We’ve all been there: Excited to buy the latest version of something – a video game system, a mobile device, whatever – and then, someone goes and points out that you haven’t even finished with the previous version you purchased. If you think that kind of embarrassment is limited to people, however, think again: Verizon has just learned otherwise, thanks to a rebuke from the Federal Communications Commission.
Verizon needs FCC approval to purchase $3.6 billion worth of Advanced Wireless Services (AWS) band spectrum from a group of cable companies after the deal raised anti-trust concerns from competitors.
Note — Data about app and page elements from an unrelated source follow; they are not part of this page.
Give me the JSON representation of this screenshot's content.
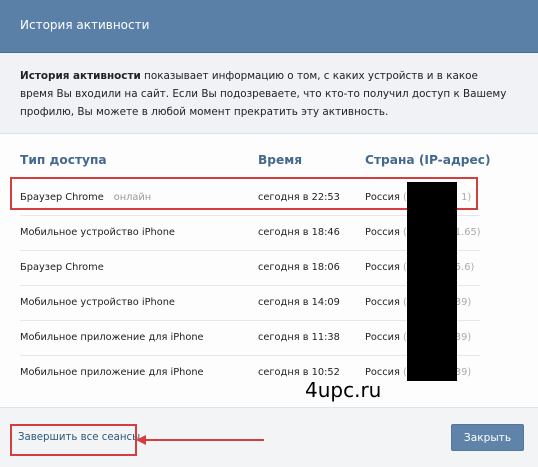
{
  "header": {
    "title": "История активности"
  },
  "info": {
    "bold": "История активности",
    "text": " показывает информацию о том, с каких устройств и в какое время Вы входили на сайт. Если Вы подозреваете, что кто-то получил доступ к Вашему профилю, Вы можете в любой момент прекратить эту активность."
  },
  "table": {
    "headers": {
      "device": "Тип доступа",
      "time": "Время",
      "country": "Страна (IP-адрес)"
    },
    "rows": [
      {
        "device": "Браузер Chrome",
        "status": "онлайн",
        "time": "сегодня в 22:53",
        "country": "Россия",
        "ip_prefix": " (5",
        "ip_suffix": "1)"
      },
      {
        "device": "Мобильное устройство iPhone",
        "status": "",
        "time": "сегодня в 18:46",
        "country": "Россия",
        "ip_prefix": " (",
        "ip_suffix": "1.65)"
      },
      {
        "device": "Браузер Chrome",
        "status": "",
        "time": "сегодня в 18:06",
        "country": "Россия",
        "ip_prefix": " (",
        "ip_suffix": "5.6)"
      },
      {
        "device": "Мобильное устройство iPhone",
        "status": "",
        "time": "сегодня в 14:09",
        "country": "Россия",
        "ip_prefix": " (",
        "ip_suffix": "39)"
      },
      {
        "device": "Мобильное приложение для iPhone",
        "status": "",
        "time": "сегодня в 11:38",
        "country": "Россия",
        "ip_prefix": " (",
        "ip_suffix": "39)"
      },
      {
        "device": "Мобильное приложение для iPhone",
        "status": "",
        "time": "сегодня в 10:52",
        "country": "Россия",
        "ip_prefix": " (",
        "ip_suffix": "39)"
      }
    ]
  },
  "watermark": "4upc.ru",
  "footer": {
    "end_sessions": "Завершить все сеансы",
    "close": "Закрыть"
  },
  "colors": {
    "header": "#5b80a8",
    "column_header": "#45688e",
    "highlight": "#d23f3f",
    "button": "#6083a9"
  }
}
According to Verizon, the purchase will assist with “consumer demand for wireless services and bandwidth” – which is to say, it will help with the carrier’s 4G-LTE network – and the company is willing to sell off other bandwidth it currently owns in order to curry favor with those worried about the deal. That, sadly, may be at the root of the FCC’s concerns.
In a letter sent to the company’s VP and Deputy General Counsel, John Scott III, yesterday, Rick Kaplan, chief of the Wireless Telecommunications Bureau at the FCC requested additional information about the deal, specifically in regard to the bandwidth Verizon has offered to sell and quite why the company hasn’t managed to get around to actually using it four years after buying it. Despite the bandwidth licenses having been purchased in 2008, the FCC writes,
Verizon Wireless has not yet deployed service in the Lower 700 MHz band. In light of the fact that Lower 700 MHz A and B Block licenses are required to build out a specified portion of their licenses by June 2013 or face a reduction in their license term, what steps to date, if any, has Verizon Wireless taken to deploy mobile services using the Lower 700 MHz A or B Block licenses (either or both)? On what timetable has Verizon Wireless been planning to deploy mobile service in these Lower 700 MHz spectrum blocks?
The letter continues in the same vein, asking for what may be stopping Verizon from using the purchased bandwidth, asking for an explanation of “the relevance, if any” of the announced sale, as well as demanding a listing of what steps have been taken to date to assist in the sale. Despite the polite tone of the letter, Kaplan cuts to the heart of the matter when he asks “Would Verizon Wireless abandon its plans to sell the Lower 700 MHz licenses if the Commission does not consent to the sale of all of the AWS licenses at issue to Verizon Wireless?”
While the continual essay-style questions may be easily answered by Verizon, the letter is a clear sign that the FCC is taking an interest in this deal beyond a simple cursory glance, something that Verizon may have hoped to avoid.